With my ESX server(s) up and running with acceptable performance using an iscsi shared zvol, it's time to think about how I'd like to actually best provision my storage for the ESX hosts.
When setting up FC storage all VMware admins face the architecture decision of whether to go with 1 LUN per VM or a single large LUN for all [or at least large groups of] VMs.
1 LUN per VM requires a lot of extra provisioning each time you wish to add a VM or to grow a disk, but on the up side you don't have to worry about scsi lock contension as you're effectively not using VMFS as an active/active clustered file system at all. There are possibly some performance benefits to using 1 Lun/VM if you're hitting the storage very hard as you have a dedicated queue depth per LUN too.
In my most recent deployment we opted for 1 shared LUN per RAID (2 in total) and we never looked back. Life was simpler and we didn't experience any service impacting slow downs with snapshots or other lock related activities.
Here I'll be using the same model
ZFS iscsi volume options
Within the 1 iscsi volume shared by several VMs model, what are the options that zfs gives us for this volume?
I have around 250GB free on my zpool at the moment and there are three main options as I see it:
- Start small with a reasonable sized zvol (50GB?), and simply grow it as VMware needs more space.
- Make a large (200GB?) zvol that is unlikely to be filled in the near future.
- Thinly provision a very large (500GB) zvol that is unlikely to be filled.
1. A 50GB zvol, that I grow each time I need more space
Positives: Only uses around as much space as I actually need, when more is needed I can grow the zvol simply by using "zfs set volumesize=xxGB"
Negatives: ESX can't directly/nicely use the additional space. When you add to the vzol size, ESX will see additional storage beyond the end of the partition that the vmfs is running within however unlike most modern filesystem there doesn't appear to be a way to grow the vmfs partition/volume to make use of the extra space directly.
You can only add another vmfs volume/partition to the end, and then span between both vmfs volumes to make one large contiguous (virtual) volume, but that really seems pretty ugly to me. I really don't know that I feel too good about VMware taking on the role of logical volume manager, I'd rather keep that intelligence on the Solaris end where I have confidence in it.
If I add another 10GB and another VMFS extent each time I want to try another VM, I can easily see my vmfs spanning many partitions very quickly all within the one zvol.... this just seems stupid and the spanning extent feature feels to me more of a last resort to work around storage that can't expand volumes on the fly.
2. A single 200GB zvol
Positives: I quickly create this once and I'll probably not need to worry about it for some time to come, with no mucky multi-extent volumes.
Negatives: I'm immediately kissing goodbye to 200GB of space on the file server, whether it's used or not.
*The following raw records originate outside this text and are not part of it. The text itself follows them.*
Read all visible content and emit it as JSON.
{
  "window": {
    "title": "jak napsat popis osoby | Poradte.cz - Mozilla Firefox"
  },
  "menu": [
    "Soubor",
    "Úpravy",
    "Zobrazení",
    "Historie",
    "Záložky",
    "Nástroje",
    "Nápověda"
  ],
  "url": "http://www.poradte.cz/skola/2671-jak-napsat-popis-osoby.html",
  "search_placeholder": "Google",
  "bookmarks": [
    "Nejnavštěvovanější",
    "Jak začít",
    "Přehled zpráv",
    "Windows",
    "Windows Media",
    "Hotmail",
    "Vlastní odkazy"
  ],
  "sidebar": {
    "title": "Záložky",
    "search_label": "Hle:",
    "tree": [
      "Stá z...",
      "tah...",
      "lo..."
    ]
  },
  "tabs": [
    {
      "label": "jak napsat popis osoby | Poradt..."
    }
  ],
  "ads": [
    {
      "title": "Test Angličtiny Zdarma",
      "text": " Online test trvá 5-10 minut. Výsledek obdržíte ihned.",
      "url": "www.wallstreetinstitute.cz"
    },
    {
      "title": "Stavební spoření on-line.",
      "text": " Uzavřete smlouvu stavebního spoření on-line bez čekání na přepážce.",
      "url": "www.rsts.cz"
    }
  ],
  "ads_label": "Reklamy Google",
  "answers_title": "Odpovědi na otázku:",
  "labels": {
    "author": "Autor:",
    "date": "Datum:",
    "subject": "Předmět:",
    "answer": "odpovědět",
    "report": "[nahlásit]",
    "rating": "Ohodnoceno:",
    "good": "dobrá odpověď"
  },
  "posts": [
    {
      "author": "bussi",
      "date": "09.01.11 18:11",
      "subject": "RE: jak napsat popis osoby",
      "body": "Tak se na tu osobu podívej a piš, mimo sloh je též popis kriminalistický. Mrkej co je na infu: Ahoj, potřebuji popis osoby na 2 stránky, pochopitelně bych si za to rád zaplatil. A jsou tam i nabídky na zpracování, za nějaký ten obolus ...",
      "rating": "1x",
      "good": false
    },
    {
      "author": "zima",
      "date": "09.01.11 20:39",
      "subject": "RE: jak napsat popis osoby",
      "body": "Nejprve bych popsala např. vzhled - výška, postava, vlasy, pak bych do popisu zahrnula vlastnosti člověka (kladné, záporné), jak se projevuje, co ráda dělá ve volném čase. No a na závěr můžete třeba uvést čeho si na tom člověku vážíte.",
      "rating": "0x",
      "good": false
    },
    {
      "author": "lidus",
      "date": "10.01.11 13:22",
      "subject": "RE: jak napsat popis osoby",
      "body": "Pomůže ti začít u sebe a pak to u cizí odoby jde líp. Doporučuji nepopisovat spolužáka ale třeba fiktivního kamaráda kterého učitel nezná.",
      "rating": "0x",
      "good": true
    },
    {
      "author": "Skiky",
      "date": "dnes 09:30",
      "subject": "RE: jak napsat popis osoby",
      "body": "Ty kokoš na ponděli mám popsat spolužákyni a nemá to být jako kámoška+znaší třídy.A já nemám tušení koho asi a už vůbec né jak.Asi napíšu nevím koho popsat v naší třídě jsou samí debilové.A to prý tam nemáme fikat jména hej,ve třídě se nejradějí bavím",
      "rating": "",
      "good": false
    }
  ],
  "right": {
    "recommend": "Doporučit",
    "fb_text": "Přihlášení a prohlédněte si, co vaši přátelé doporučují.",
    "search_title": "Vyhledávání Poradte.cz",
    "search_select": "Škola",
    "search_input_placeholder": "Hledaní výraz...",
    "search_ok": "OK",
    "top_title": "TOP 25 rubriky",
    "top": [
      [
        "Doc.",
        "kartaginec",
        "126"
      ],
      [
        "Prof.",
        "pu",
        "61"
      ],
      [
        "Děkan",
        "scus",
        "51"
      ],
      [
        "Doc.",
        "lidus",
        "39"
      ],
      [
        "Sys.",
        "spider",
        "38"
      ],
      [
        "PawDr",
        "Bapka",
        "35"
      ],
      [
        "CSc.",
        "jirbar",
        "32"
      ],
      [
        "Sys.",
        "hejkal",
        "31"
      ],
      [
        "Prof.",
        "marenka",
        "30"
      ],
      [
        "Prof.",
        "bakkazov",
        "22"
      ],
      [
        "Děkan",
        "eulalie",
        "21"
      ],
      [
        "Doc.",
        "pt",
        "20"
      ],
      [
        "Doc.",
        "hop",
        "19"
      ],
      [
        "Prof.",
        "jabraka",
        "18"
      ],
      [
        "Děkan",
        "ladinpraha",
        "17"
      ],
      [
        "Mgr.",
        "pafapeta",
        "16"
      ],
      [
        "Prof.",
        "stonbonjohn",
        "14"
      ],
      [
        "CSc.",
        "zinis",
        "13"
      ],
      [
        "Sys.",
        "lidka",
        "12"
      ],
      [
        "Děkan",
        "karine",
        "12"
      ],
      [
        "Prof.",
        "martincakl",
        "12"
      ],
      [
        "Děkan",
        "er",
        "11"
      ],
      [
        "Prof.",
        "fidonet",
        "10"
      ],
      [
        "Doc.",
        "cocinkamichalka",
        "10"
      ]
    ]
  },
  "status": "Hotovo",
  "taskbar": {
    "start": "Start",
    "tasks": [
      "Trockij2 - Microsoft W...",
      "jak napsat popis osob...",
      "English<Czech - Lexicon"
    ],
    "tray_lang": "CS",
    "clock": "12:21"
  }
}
Initially I'm only looking to use maybe 3-4 VMs, each with disks of maybe 10 GB each. I have 40GB but it costs me 200GB... really not optimal!
3. A sparse 500GB zvol
Positives: PLENTY of space for VM testing, more then I currently have available in my zpool in fact, but ZFS CAN DO!
By thinly provisioning I don't immediately write off disk space on the zpool, but ESX can format and start using what it sees as a full featured 500GB lun. ZFS uses it's COW technology so that only blocks containing newly written data are ACTUALLY written to the zpool so my sparsely provisioned xxxGB volume only uses as much data as has been written to the LUN.
Negatives: This is almost perfect except for the fact that ESX thickly provisions it's disks. This means that when I create a 40Gb VM, and install a 5GB OS, 40Gb is marked as used within zvol. ZFS doesn't know that the blocks are actually "empty" 2 levels of virtualisation up the stack. An nfs mounted VM is thinly provisioned by default, so I'm not quite getting that level of optimum volume utilisation, but NFS isn't an option... I'm just still a bit bitter about that :p
Option 3, is by far the most efficient choice of the 3 options I've evaluated, and so this is what I chose to use:
root@supernova ~]#zpool list Z
NAME SIZE USED AVAIL CAP HEALTH ALTROOT Z 2.17T 1.92T 262G 88% ONLINE -
root@supernova ~]#zfs create -s -V 500G Z/esxiscsi
root@supernova ~]#zpool list Z NAME SIZE USED AVAIL CAP HEALTH ALTROOT Z 2.17T 1.92T 262G 88% ONLINE -
root@supernova ~]#zfs set shareiscsi=on Z/esxiscsi